McCracken's troubles didn't end there, with Scotland light heavyweight Callum Johnson also demanding a place on the podium squad.
Yet his gold medal was a far more convincing argument than Khan's, particularly having beaten three British fighters on the way to the top of the podium.
In between the boxing politics, some fighting broke out.
English boxers Obed Mbwakongo and Anthony Ogogo were involved in two of the most dramatic conclusions - both against Indian fighters.
Light heavyweight Mbwakongo was taking on Dinesh Kumar just moments after he saw teammate Iain Weaver ‘stitched up' by some outrageous ringside scoring when fighting against another Indian.
Trailing for the majority of his match, Mbwakongo levelled things up with under a minute remaining before delivering a right that landed on Kumar's headguard with just a second remaining to win 9-8.
That though was nothing compared to the upset Ogogo would cause when he defeated Vijender Singh - India's answer to David Beckham according to the Lowestoft middleweight.
At 3-0 down heading into the second half of the third round, Ogogo was handed a lifeline when referee Michael Summers deducted Singh two points for holding.
Incredibly Summers showed stones of steel to do the same thing with 30 seconds remaining to the outrage of most inside the Talkatora Stadium - an anger not soothed by Ogogo blowing kisses to the crowd after his 4-3 win.
Yet such exertions took their toll with Mbwakongo losing to Johnson in the quarter-final while Ogogo had to settle for silver after being comprehensively outboxed by Northern Ireland's Eamonn O'Kane in the final.
O'Kane was one of three Northern Irish boxing golds - their first since 1994 - while England could only come away with two from their five finalists.
Team captain Thomas Stalker looked a class act throughout and compared standing on top of the podium to fellow Scouser Steven Gerrard winning the World Cup for England before adding: "but they could never do that in the football, they always get beat!"
Yet it is England's other boxing gold medallist who has really caused a stir.
Heavyweight Simon Vallily won all three of his fights by stoppage; in his other proposed fight it was not clear whether his opponent withdrew through injury or just plain fear.
In amateur boxing it can sometimes to be difficult to tell which punches score.
Not with Vallily.
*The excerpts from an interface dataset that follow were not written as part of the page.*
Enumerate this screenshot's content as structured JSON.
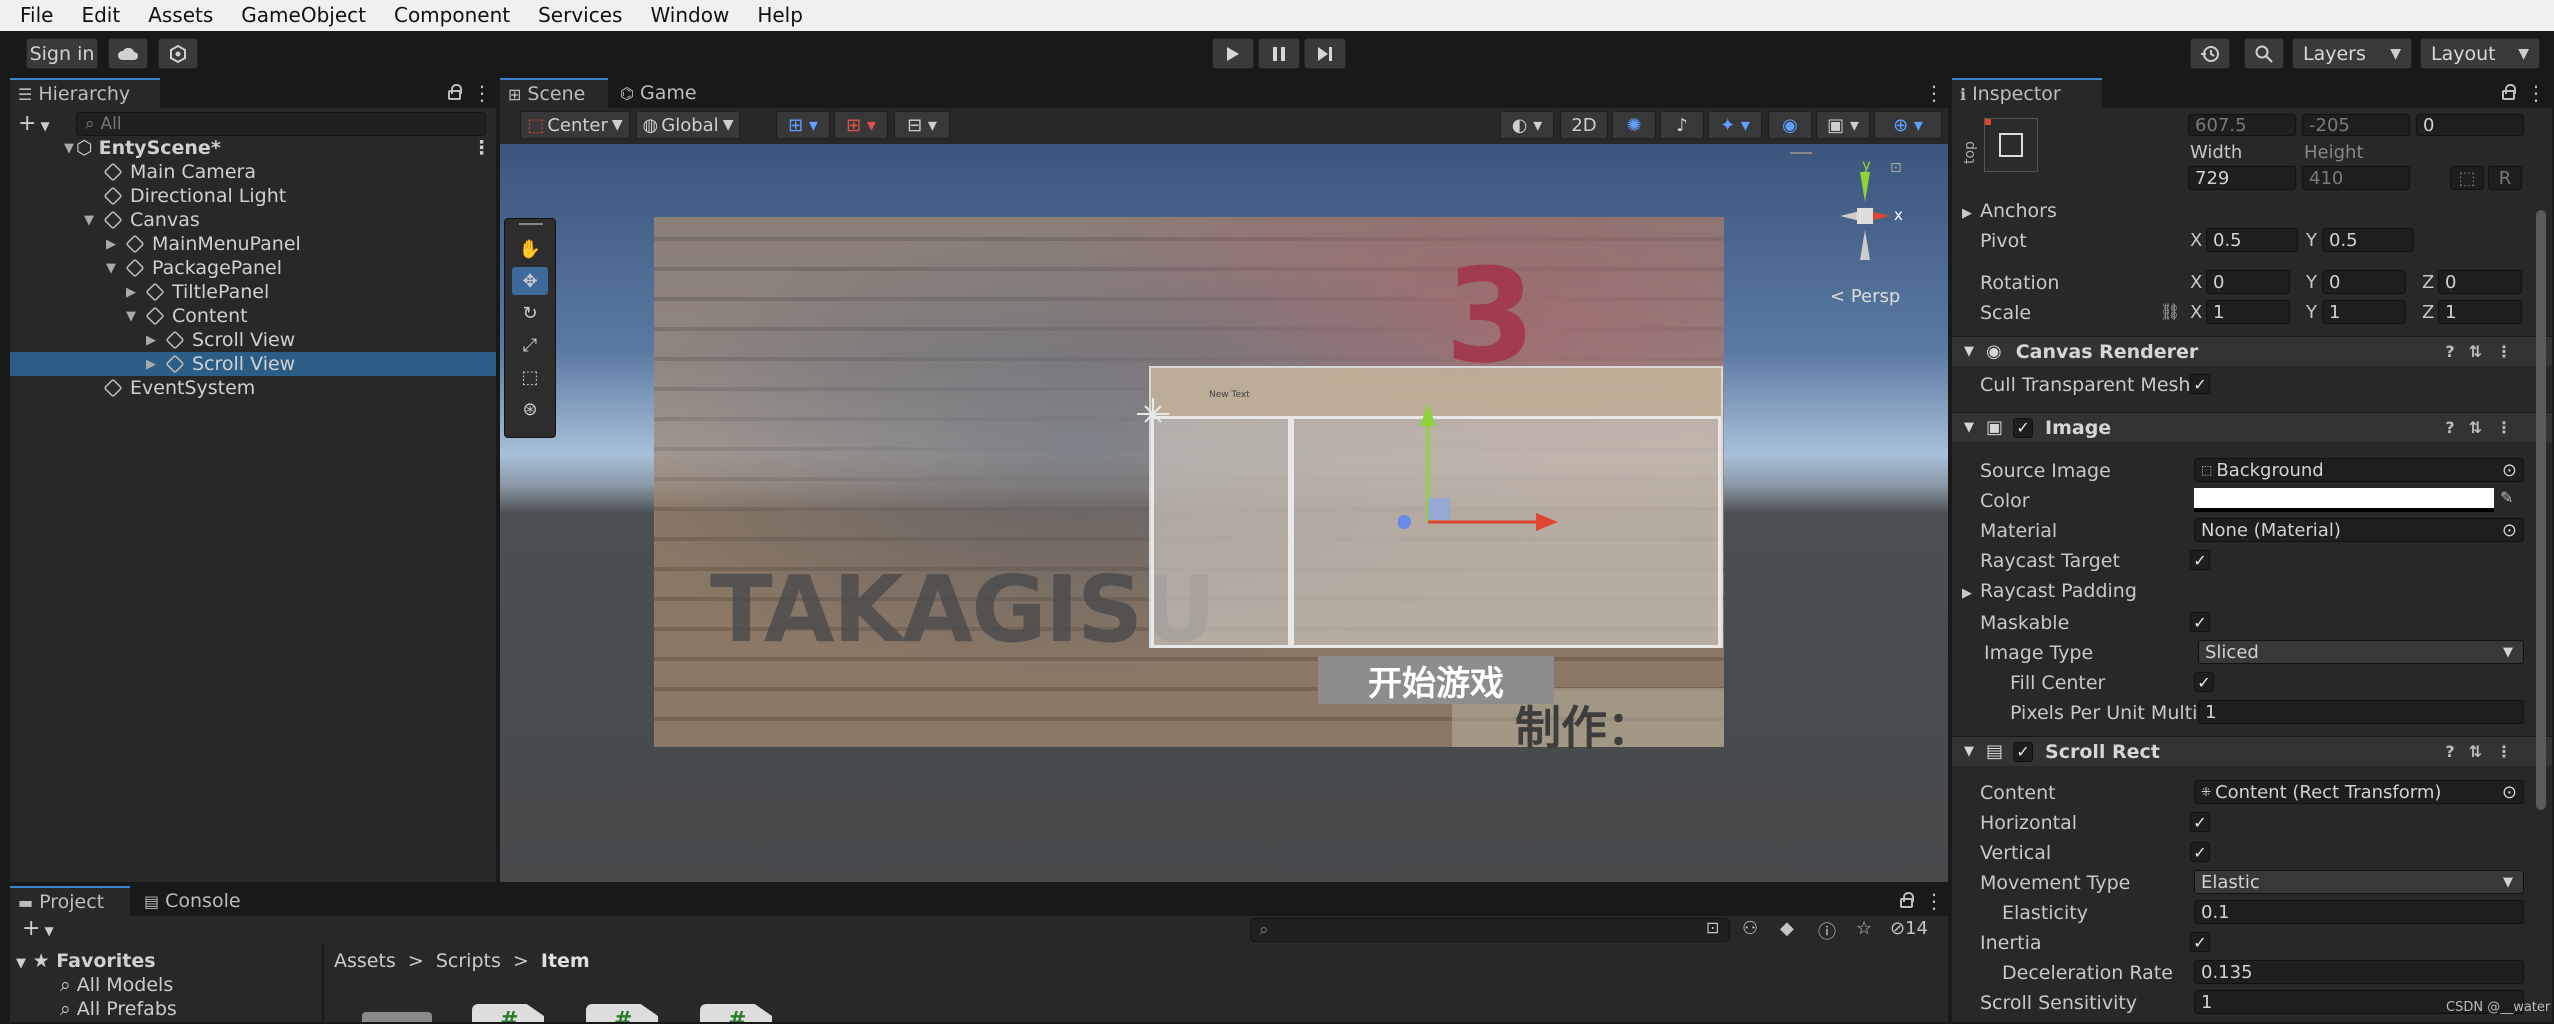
{
  "menu": [
    "File",
    "Edit",
    "Assets",
    "GameObject",
    "Component",
    "Services",
    "Window",
    "Help"
  ],
  "toolbar": {
    "sign_in": "Sign in",
    "layers": "Layers",
    "layout": "Layout"
  },
  "hierarchy": {
    "tab": "Hierarchy",
    "search_placeholder": "All",
    "items": [
      {
        "label": "EntyScene*"
      },
      {
        "label": "Main Camera"
      },
      {
        "label": "Directional Light"
      },
      {
        "label": "Canvas"
      },
      {
        "label": "MainMenuPanel"
      },
      {
        "label": "PackagePanel"
      },
      {
        "label": "TiltlePanel"
      },
      {
        "label": "Content"
      },
      {
        "label": "Scroll View"
      },
      {
        "label": "Scroll View"
      },
      {
        "label": "EventSystem"
      }
    ]
  },
  "scene": {
    "tab_scene": "Scene",
    "tab_game": "Game",
    "pivot": "Center",
    "space": "Global",
    "mode_2d": "2D",
    "persp": "Persp",
    "gizmo_x": "x",
    "gizmo_y": "y",
    "panel_title_text": "New Text",
    "start_button": "开始游戏",
    "maker_text": "制作：",
    "logo_text": "TAKAGISU",
    "big_number": "3"
  },
  "inspector": {
    "tab": "Inspector",
    "rect": {
      "side_label": "top",
      "pos_y": "607.5",
      "pos_y2": "-205",
      "pos_z": "0",
      "width_label": "Width",
      "height_label": "Height",
      "width": "729",
      "height": "410",
      "r_label": "R",
      "anchors": "Anchors",
      "pivot_label": "Pivot",
      "pivot_x": "0.5",
      "pivot_y": "0.5",
      "rotation_label": "Rotation",
      "rot_x": "0",
      "rot_y": "0",
      "rot_z": "0",
      "scale_label": "Scale",
      "scale_x": "1",
      "scale_y": "1",
      "scale_z": "1"
    },
    "canvas_renderer": {
      "title": "Canvas Renderer",
      "cull_label": "Cull Transparent Mesh"
    },
    "image": {
      "title": "Image",
      "source_label": "Source Image",
      "source_value": "Background",
      "color_label": "Color",
      "material_label": "Material",
      "material_value": "None (Material)",
      "raycast_target": "Raycast Target",
      "raycast_padding": "Raycast Padding",
      "maskable": "Maskable",
      "image_type_label": "Image Type",
      "image_type_value": "Sliced",
      "fill_center": "Fill Center",
      "ppu_label": "Pixels Per Unit Multip",
      "ppu_value": "1"
    },
    "scroll_rect": {
      "title": "Scroll Rect",
      "content_label": "Content",
      "content_value": "Content (Rect Transform)",
      "horizontal": "Horizontal",
      "vertical": "Vertical",
      "movement_label": "Movement Type",
      "movement_value": "Elastic",
      "elasticity_label": "Elasticity",
      "elasticity_value": "0.1",
      "inertia": "Inertia",
      "decel_label": "Deceleration Rate",
      "decel_value": "0.135",
      "sensitivity_label": "Scroll Sensitivity",
      "sensitivity_value": "1"
    }
  },
  "project": {
    "tab_project": "Project",
    "tab_console": "Console",
    "favorites": "Favorites",
    "fav_items": [
      "All Models",
      "All Prefabs"
    ],
    "breadcrumb": [
      "Assets",
      "Scripts",
      "Item"
    ],
    "hidden_count": "14"
  },
  "watermark": "CSDN @__water",
  "colors": {
    "accent": "#3d7fd1",
    "selection": "#2c5d87",
    "gizmo_x": "#e0452f",
    "gizmo_y": "#8fd43a"
  }
}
Each shot doesn't just score, it damages and the accompanying thud can be heard above the din of the lively Indian crowd.
Vallily's gold and background, which includes a four-year prison sentence for an unprovoked street assault, were drowned out by the success of Tom Daley, a stone's throw away in the diving.
The Middlesbrough mauler, described by McCracken as ‘frighteningly good', is never likely to take Daley's spot as London 2012's poster boy but remember the date October 13, 2010: a monster was born.